Attacks on Roma families have shocked many, argues Goretti Horgan. But politicians must shoulder much of the blame.
Two stories have dominated the headlines in Northern Ireland over the past few weeks: racists driving out a number of Roma families from their South Belfast homes and the expensive tastes of "Swish Family Robinson" - first minister Peter Robinson and his wife Iris - exposed by the MPs' expenses scandal. The two stories, of course, are not unconnected.
The youths who attacked the homes of the Roma people probably voted for the DUP, the party formerly led by Ian Paisley, now by Robinson. They live in an area known as The Village, a run-down warren of working class streets where many of the homes still have outdoor toilets.
The Village is within walking distance of the Lisburn Road, home to fancy restaurants and designer clothes shops that charge hundreds of pounds for children's clothes.
A recent Stormont Assembly report found that working class Protestant boys, particularly in the poorest parts of Belfast, are the most likely of all groups to leave school without basic literacy or numeracy skills. All the statistics about poverty in Northern Ireland show that they are the group most left behind in the "new" Northern Ireland.
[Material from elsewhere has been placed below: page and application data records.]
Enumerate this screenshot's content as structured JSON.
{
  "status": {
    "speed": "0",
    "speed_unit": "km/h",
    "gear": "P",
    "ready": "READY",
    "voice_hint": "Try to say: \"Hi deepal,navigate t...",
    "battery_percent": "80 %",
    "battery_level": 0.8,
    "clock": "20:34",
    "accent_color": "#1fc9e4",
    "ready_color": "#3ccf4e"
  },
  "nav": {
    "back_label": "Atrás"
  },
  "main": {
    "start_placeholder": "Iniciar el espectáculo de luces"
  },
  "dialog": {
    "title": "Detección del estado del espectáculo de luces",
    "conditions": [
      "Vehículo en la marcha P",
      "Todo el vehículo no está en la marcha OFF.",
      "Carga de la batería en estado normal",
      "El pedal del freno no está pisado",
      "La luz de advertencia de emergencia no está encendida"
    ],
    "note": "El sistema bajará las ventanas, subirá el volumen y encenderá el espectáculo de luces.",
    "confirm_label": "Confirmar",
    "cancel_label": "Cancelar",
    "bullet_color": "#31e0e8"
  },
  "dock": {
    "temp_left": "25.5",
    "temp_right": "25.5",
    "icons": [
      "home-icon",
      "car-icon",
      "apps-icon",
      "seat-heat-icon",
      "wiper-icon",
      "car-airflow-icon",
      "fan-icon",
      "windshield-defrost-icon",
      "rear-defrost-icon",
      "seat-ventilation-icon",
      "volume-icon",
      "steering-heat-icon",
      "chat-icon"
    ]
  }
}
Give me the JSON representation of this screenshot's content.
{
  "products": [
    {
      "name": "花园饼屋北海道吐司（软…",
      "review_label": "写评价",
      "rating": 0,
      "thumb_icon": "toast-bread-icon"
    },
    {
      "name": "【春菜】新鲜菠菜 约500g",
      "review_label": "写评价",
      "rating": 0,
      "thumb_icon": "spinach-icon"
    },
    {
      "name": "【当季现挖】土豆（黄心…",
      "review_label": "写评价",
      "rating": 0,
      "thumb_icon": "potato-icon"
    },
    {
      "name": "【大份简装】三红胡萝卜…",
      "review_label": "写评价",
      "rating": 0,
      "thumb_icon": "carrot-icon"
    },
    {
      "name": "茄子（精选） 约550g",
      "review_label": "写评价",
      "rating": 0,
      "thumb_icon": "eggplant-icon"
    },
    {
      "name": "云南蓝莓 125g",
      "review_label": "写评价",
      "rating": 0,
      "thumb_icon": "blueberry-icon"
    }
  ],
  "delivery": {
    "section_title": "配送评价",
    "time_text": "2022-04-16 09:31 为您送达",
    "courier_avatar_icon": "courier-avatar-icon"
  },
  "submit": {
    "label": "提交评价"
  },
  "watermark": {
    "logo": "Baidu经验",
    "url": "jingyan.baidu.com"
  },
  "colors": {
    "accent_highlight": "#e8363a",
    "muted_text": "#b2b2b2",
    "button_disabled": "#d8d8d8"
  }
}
There's not much "new", however, about the messages that these youths will have heard growing up. The mantra of Unionist politicians, particularly those of the DUP, is of the need to "defend the Protestant culture".
This siege mentality is aimed mainly at Catholic Nationalists, but it's easy to transfer the sentiment to other groups. There is no evidence to support media reports that fascists organised or encouraged the attacks, and little evidence of organised fascism in the region. But there is little need for fascists when mainstream politicians spread their hate-filled messages for them.
The Roma who were chased out of their homes met a triple whammy of prejudice: they were outsiders, Catholic and perceived as similar to Irish travellers. Social attitudes surveys show that Irish travellers remain the minority group against which there is most prejudice in the region.
The fact that over 100 people were living in just three or four houses was used against the Roma by local people who said they did not want them in the area, though many of them condemned the violence. But politicians, not the Roma, are to blame for these conditions.
Across Britain, Romanian families have no right to benefits or any state support. Extended families help each other out - when one rents a house, others share it and help pay the rent. Most of the men were working as self-employed newspaper sellers at traffic lights, earning as little as £20 for a ten-hour day - not enough to pay rent and feed a large family.
The upsurge of anger against the attacks, and the hundreds who attended anti-racist rallies in Belfast and Derry on the Saturday following them, show that the majority of people in Northern Ireland are not racist. However, there is evidence of a rise in racism and the economic situation could encourage further growth.
Peter Robinson spent £750 on a briefcase; Iris Robinson paid £300 for a fountain pen. Both husband and wife claimed £4,000 a year for food - more than some of their constituents would get on benefits to cover heat, light, clothing and food for a full year. Together they take over half a million pounds every year from the taxpayer. The collapse in the vote for the DUP in the European elections was caused as much by the expenses scandal as by their being in government with Sinn Fein.
However, the DUP-Sinn Fein coalition has to take much of the blame for the poverty and alienation afflicting many parts of the region. Unemployment has rocketed, yet politicians continue to see no alternative to neoliberalism, maintaining plans for more privatisation of services. They refuse to use their devolved powers to humanise welfare reform. They market Northern Ireland as a low wage economy, boasting that wage levels here are 30 percent lower than the European Union average.
What Northern Ireland needs urgently is a left alternative - such as People Before Profit in the South - to organise for working class unity against sectarianism and racism and to defend workers' rights.